═════ SUPPLIED RECORDS ═════

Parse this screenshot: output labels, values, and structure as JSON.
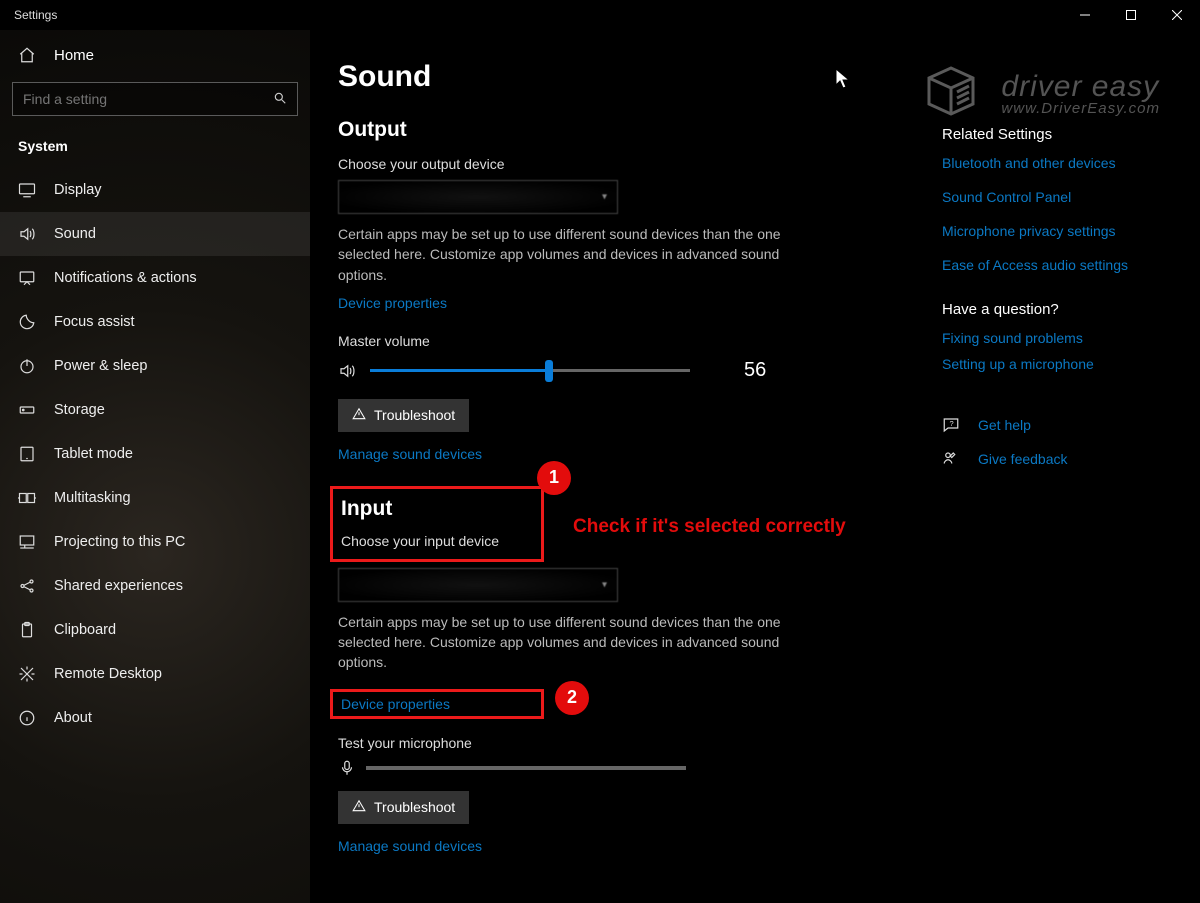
{
  "window_title": "Settings",
  "sidebar": {
    "home": "Home",
    "search_placeholder": "Find a setting",
    "category": "System",
    "items": [
      {
        "label": "Display"
      },
      {
        "label": "Sound",
        "selected": true
      },
      {
        "label": "Notifications & actions"
      },
      {
        "label": "Focus assist"
      },
      {
        "label": "Power & sleep"
      },
      {
        "label": "Storage"
      },
      {
        "label": "Tablet mode"
      },
      {
        "label": "Multitasking"
      },
      {
        "label": "Projecting to this PC"
      },
      {
        "label": "Shared experiences"
      },
      {
        "label": "Clipboard"
      },
      {
        "label": "Remote Desktop"
      },
      {
        "label": "About"
      }
    ]
  },
  "page": {
    "title": "Sound",
    "output": {
      "heading": "Output",
      "choose_label": "Choose your output device",
      "desc": "Certain apps may be set up to use different sound devices than the one selected here. Customize app volumes and devices in advanced sound options.",
      "device_properties": "Device properties",
      "master_volume_label": "Master volume",
      "master_volume_value": 56,
      "troubleshoot": "Troubleshoot",
      "manage_devices": "Manage sound devices"
    },
    "input": {
      "heading": "Input",
      "choose_label": "Choose your input device",
      "desc": "Certain apps may be set up to use different sound devices than the one selected here. Customize app volumes and devices in advanced sound options.",
      "device_properties": "Device properties",
      "test_label": "Test your microphone",
      "troubleshoot": "Troubleshoot",
      "manage_devices": "Manage sound devices"
    }
  },
  "right": {
    "related_heading": "Related Settings",
    "related_links": [
      "Bluetooth and other devices",
      "Sound Control Panel",
      "Microphone privacy settings",
      "Ease of Access audio settings"
    ],
    "question_heading": "Have a question?",
    "question_links": [
      "Fixing sound problems",
      "Setting up a microphone"
    ],
    "get_help": "Get help",
    "give_feedback": "Give feedback"
  },
  "annotations": {
    "num1": "1",
    "num2": "2",
    "text": "Check if it's selected correctly"
  },
  "watermark": {
    "line1": "driver easy",
    "line2": "www.DriverEasy.com"
  }
}
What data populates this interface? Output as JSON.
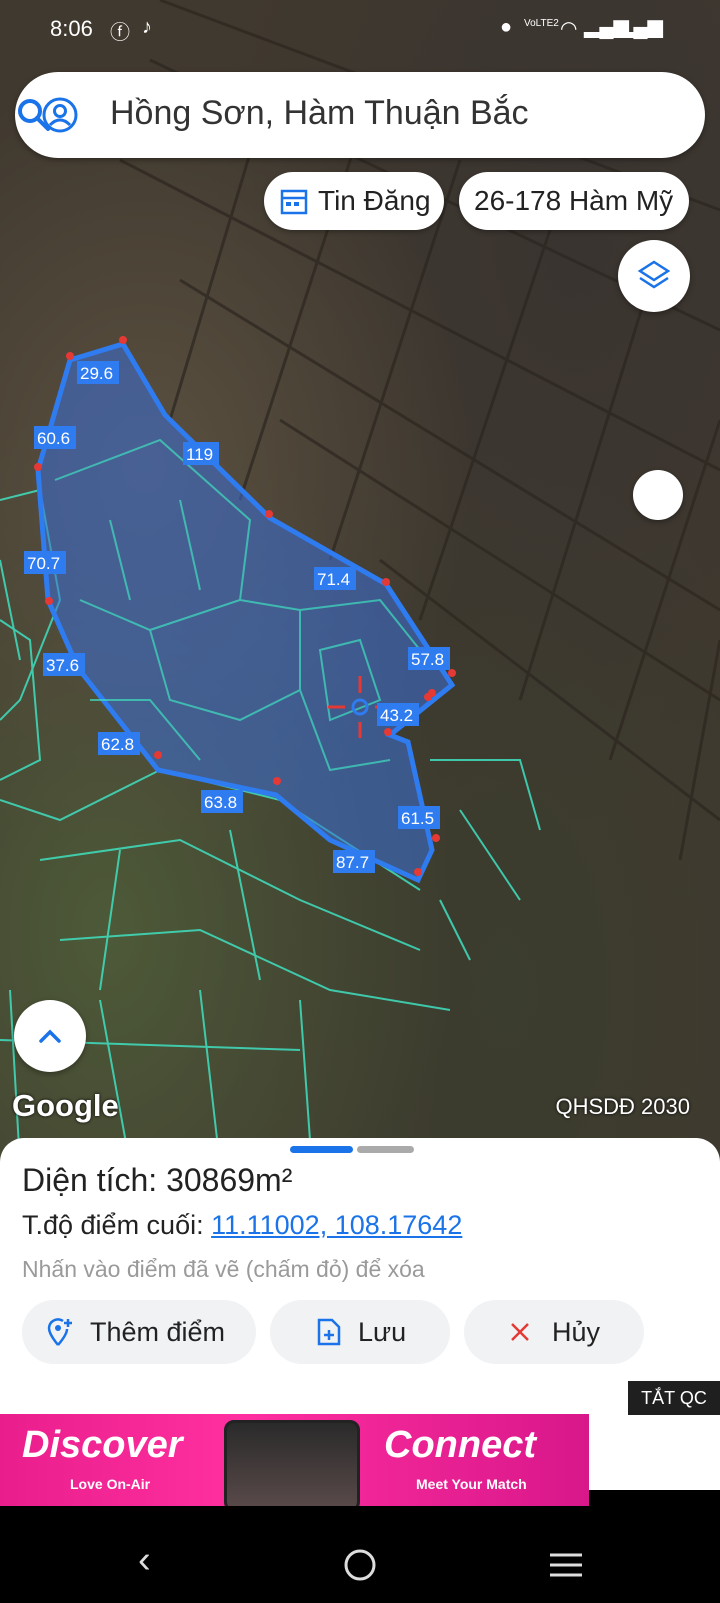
{
  "status": {
    "time": "8:06",
    "icons": [
      "facebook-icon",
      "tiktok-icon",
      "location-icon",
      "lte-icon",
      "wifi-icon",
      "signal-icon",
      "signal-icon",
      "battery-icon"
    ],
    "lte_label": "VoLTE2"
  },
  "search": {
    "text": "Hồng Sơn, Hàm Thuận Bắc",
    "left_icon": "account-icon",
    "right_icon": "search-icon"
  },
  "chips": {
    "tin_dang": "Tin Đăng",
    "address": "26-178 Hàm Mỹ"
  },
  "map": {
    "google": "Google",
    "plan_label": "QHSDĐ 2030",
    "edge_labels": [
      "29.6",
      "119",
      "60.6",
      "70.7",
      "71.4",
      "57.8",
      "43.2",
      "37.6",
      "62.8",
      "63.8",
      "61.5",
      "87.7"
    ],
    "colors": {
      "polygon_fill": "#3a6fd8",
      "polygon_stroke": "#2f7bf0",
      "parcel_lines": "#3fe0c0",
      "marker": "#e53935",
      "label_bg": "#2f7bf0"
    }
  },
  "sheet": {
    "area": "Diện tích: 30869m²",
    "endpoint_label": "T.độ điểm cuối: ",
    "endpoint_coords": "11.11002, 108.17642",
    "hint": "Nhấn vào điểm đã vẽ (chấm đỏ) để xóa",
    "add_point": "Thêm điểm",
    "save": "Lưu",
    "cancel": "Hủy"
  },
  "ad": {
    "close_label": "TẮT QC",
    "left_big": "Discover",
    "left_small": "Love On-Air",
    "right_big": "Connect",
    "right_small": "Meet Your Match"
  }
}
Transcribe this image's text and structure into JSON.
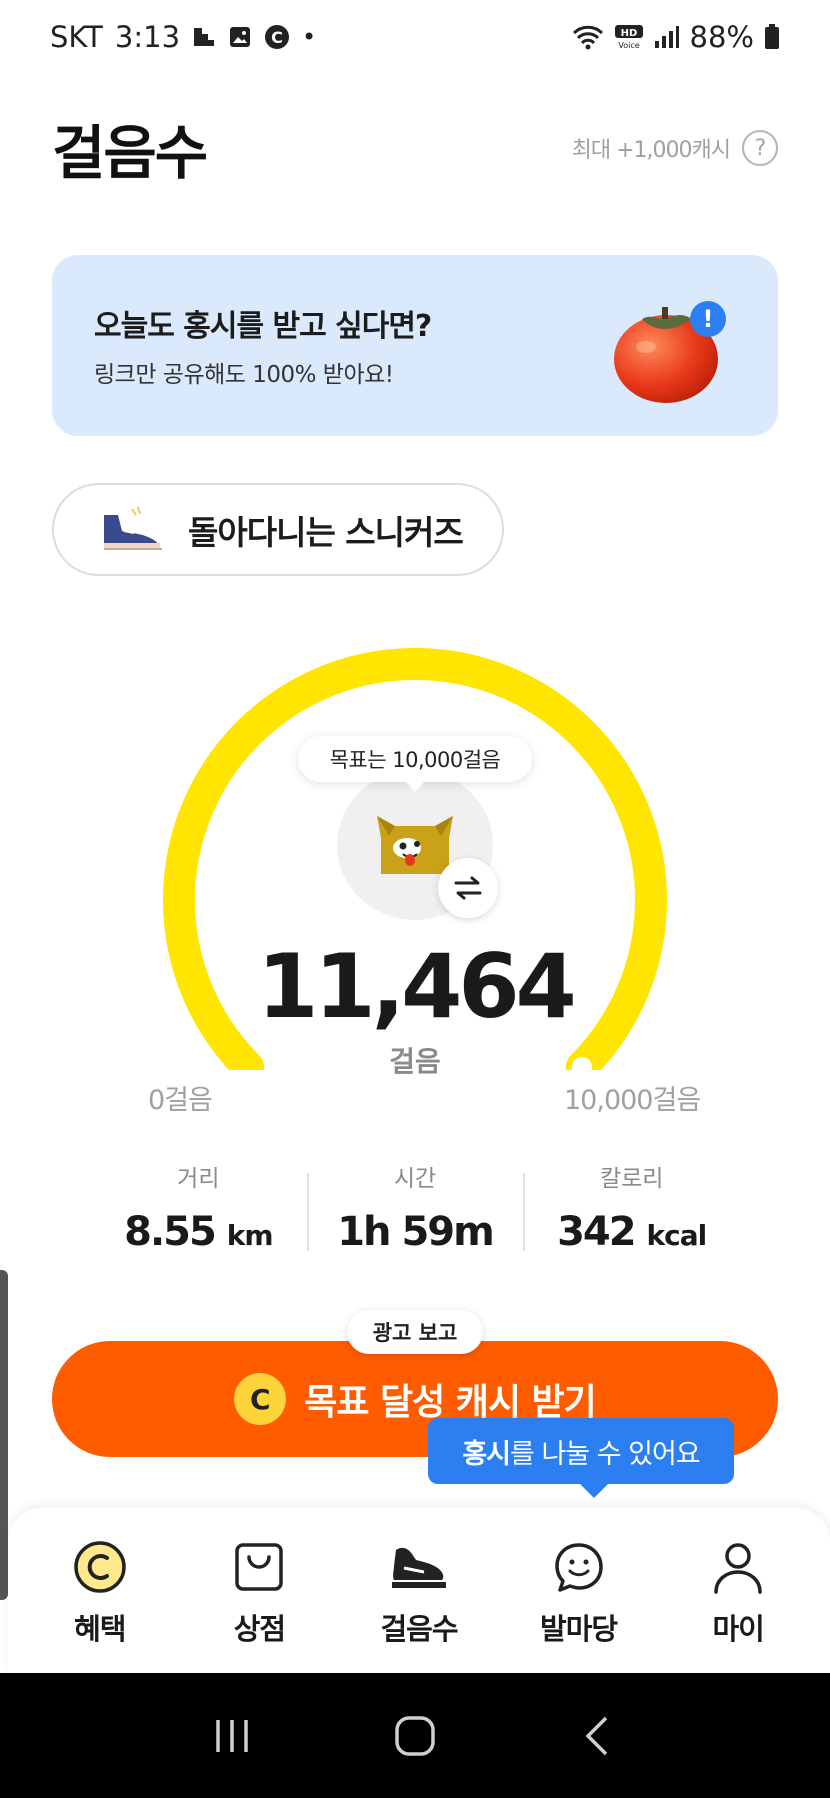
{
  "status_bar": {
    "carrier": "SKT",
    "time": "3:13",
    "battery": "88%",
    "icons": [
      "stairs-icon",
      "image-icon",
      "c-icon",
      "dot-icon",
      "wifi-icon",
      "hd-voice-icon",
      "signal-icon",
      "battery-icon"
    ]
  },
  "header": {
    "title": "걸음수",
    "max_cash": "최대 +1,000캐시",
    "help": "?"
  },
  "banner": {
    "title": "오늘도 홍시를 받고 싶다면?",
    "subtitle": "링크만 공유해도 100% 받아요!",
    "badge": "!"
  },
  "sneaker_chip": {
    "label": "돌아다니는 스니커즈"
  },
  "gauge": {
    "goal_bubble": "목표는 10,000걸음",
    "steps": "11,464",
    "unit": "걸음",
    "min_label": "0걸음",
    "max_label": "10,000걸음",
    "progress_fraction": 1.0,
    "color": "#FFE500"
  },
  "stats": [
    {
      "label": "거리",
      "value": "8.55",
      "unit": "km"
    },
    {
      "label": "시간",
      "value": "1h 59m",
      "unit": ""
    },
    {
      "label": "칼로리",
      "value": "342",
      "unit": "kcal"
    }
  ],
  "cta": {
    "ad_label": "광고 보고",
    "coin": "C",
    "label": "목표 달성 캐시 받기",
    "color": "#FF5C00"
  },
  "tooltip": {
    "bold": "홍시",
    "rest": "를 나눌 수 있어요"
  },
  "tabs": [
    {
      "label": "혜택",
      "icon": "coin-tab-icon"
    },
    {
      "label": "상점",
      "icon": "shopping-bag-icon"
    },
    {
      "label": "걸음수",
      "icon": "shoe-icon",
      "active": true
    },
    {
      "label": "발마당",
      "icon": "chat-smile-icon"
    },
    {
      "label": "마이",
      "icon": "person-icon"
    }
  ]
}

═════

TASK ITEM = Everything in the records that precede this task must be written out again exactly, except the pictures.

WRITTEN RESPONSE =
Parse this screenshot: output labels, values, and structure as JSON.
{
  "window_title": "Settings",
  "sidebar": {
    "home": "Home",
    "search_placeholder": "Find a setting",
    "category": "System",
    "items": [
      {
        "label": "Display"
      },
      {
        "label": "Sound",
        "selected": true
      },
      {
        "label": "Notifications & actions"
      },
      {
        "label": "Focus assist"
      },
      {
        "label": "Power & sleep"
      },
      {
        "label": "Storage"
      },
      {
        "label": "Tablet mode"
      },
      {
        "label": "Multitasking"
      },
      {
        "label": "Projecting to this PC"
      },
      {
        "label": "Shared experiences"
      },
      {
        "label": "Clipboard"
      },
      {
        "label": "Remote Desktop"
      },
      {
        "label": "About"
      }
    ]
  },
  "page": {
    "title": "Sound",
    "output": {
      "heading": "Output",
      "choose_label": "Choose your output device",
      "desc": "Certain apps may be set up to use different sound devices than the one selected here. Customize app volumes and devices in advanced sound options.",
      "device_properties": "Device properties",
      "master_volume_label": "Master volume",
      "master_volume_value": 56,
      "troubleshoot": "Troubleshoot",
      "manage_devices": "Manage sound devices"
    },
    "input": {
      "heading": "Input",
      "choose_label": "Choose your input device",
      "desc": "Certain apps may be set up to use different sound devices than the one selected here. Customize app volumes and devices in advanced sound options.",
      "device_properties": "Device properties",
      "test_label": "Test your microphone",
      "troubleshoot": "Troubleshoot",
      "manage_devices": "Manage sound devices"
    }
  },
  "right": {
    "related_heading": "Related Settings",
    "related_links": [
      "Bluetooth and other devices",
      "Sound Control Panel",
      "Microphone privacy settings",
      "Ease of Access audio settings"
    ],
    "question_heading": "Have a question?",
    "question_links": [
      "Fixing sound problems",
      "Setting up a microphone"
    ],
    "get_help": "Get help",
    "give_feedback": "Give feedback"
  },
  "annotations": {
    "num1": "1",
    "num2": "2",
    "text": "Check if it's selected correctly"
  },
  "watermark": {
    "line1": "driver easy",
    "line2": "www.DriverEasy.com"
  }
}
What data populates this interface? Output as JSON.
{
  "status": {
    "time": "8:06",
    "icons": [
      "facebook-icon",
      "tiktok-icon",
      "location-icon",
      "lte-icon",
      "wifi-icon",
      "signal-icon",
      "signal-icon",
      "battery-icon"
    ],
    "lte_label": "VoLTE2"
  },
  "search": {
    "text": "Hồng Sơn, Hàm Thuận Bắc",
    "left_icon": "account-icon",
    "right_icon": "search-icon"
  },
  "chips": {
    "tin_dang": "Tin Đăng",
    "address": "26-178 Hàm Mỹ"
  },
  "map": {
    "google": "Google",
    "plan_label": "QHSDĐ 2030",
    "edge_labels": [
      "29.6",
      "119",
      "60.6",
      "70.7",
      "71.4",
      "57.8",
      "43.2",
      "37.6",
      "62.8",
      "63.8",
      "61.5",
      "87.7"
    ],
    "colors": {
      "polygon_fill": "#3a6fd8",
      "polygon_stroke": "#2f7bf0",
      "parcel_lines": "#3fe0c0",
      "marker": "#e53935",
      "label_bg": "#2f7bf0"
    }
  },
  "sheet": {
    "area": "Diện tích: 30869m²",
    "endpoint_label": "T.độ điểm cuối: ",
    "endpoint_coords": "11.11002, 108.17642",
    "hint": "Nhấn vào điểm đã vẽ (chấm đỏ) để xóa",
    "add_point": "Thêm điểm",
    "save": "Lưu",
    "cancel": "Hủy"
  },
  "ad": {
    "close_label": "TẮT QC",
    "left_big": "Discover",
    "left_small": "Love On-Air",
    "right_big": "Connect",
    "right_small": "Meet Your Match"
  }
}
Transcribe this image's text and structure into JSON.
{
  "status_bar": {
    "carrier": "SKT",
    "time": "3:13",
    "battery": "88%",
    "icons": [
      "stairs-icon",
      "image-icon",
      "c-icon",
      "dot-icon",
      "wifi-icon",
      "hd-voice-icon",
      "signal-icon",
      "battery-icon"
    ]
  },
  "header": {
    "title": "걸음수",
    "max_cash": "최대 +1,000캐시",
    "help": "?"
  },
  "banner": {
    "title": "오늘도 홍시를 받고 싶다면?",
    "subtitle": "링크만 공유해도 100% 받아요!",
    "badge": "!"
  },
  "sneaker_chip": {
    "label": "돌아다니는 스니커즈"
  },
  "gauge": {
    "goal_bubble": "목표는 10,000걸음",
    "steps": "11,464",
    "unit": "걸음",
    "min_label": "0걸음",
    "max_label": "10,000걸음",
    "progress_fraction": 1.0,
    "color": "#FFE500"
  },
  "stats": [
    {
      "label": "거리",
      "value": "8.55",
      "unit": "km"
    },
    {
      "label": "시간",
      "value": "1h 59m",
      "unit": ""
    },
    {
      "label": "칼로리",
      "value": "342",
      "unit": "kcal"
    }
  ],
  "cta": {
    "ad_label": "광고 보고",
    "coin": "C",
    "label": "목표 달성 캐시 받기",
    "color": "#FF5C00"
  },
  "tooltip": {
    "bold": "홍시",
    "rest": "를 나눌 수 있어요"
  },
  "tabs": [
    {
      "label": "혜택",
      "icon": "coin-tab-icon"
    },
    {
      "label": "상점",
      "icon": "shopping-bag-icon"
    },
    {
      "label": "걸음수",
      "icon": "shoe-icon",
      "active": true
    },
    {
      "label": "발마당",
      "icon": "chat-smile-icon"
    },
    {
      "label": "마이",
      "icon": "person-icon"
    }
  ]
}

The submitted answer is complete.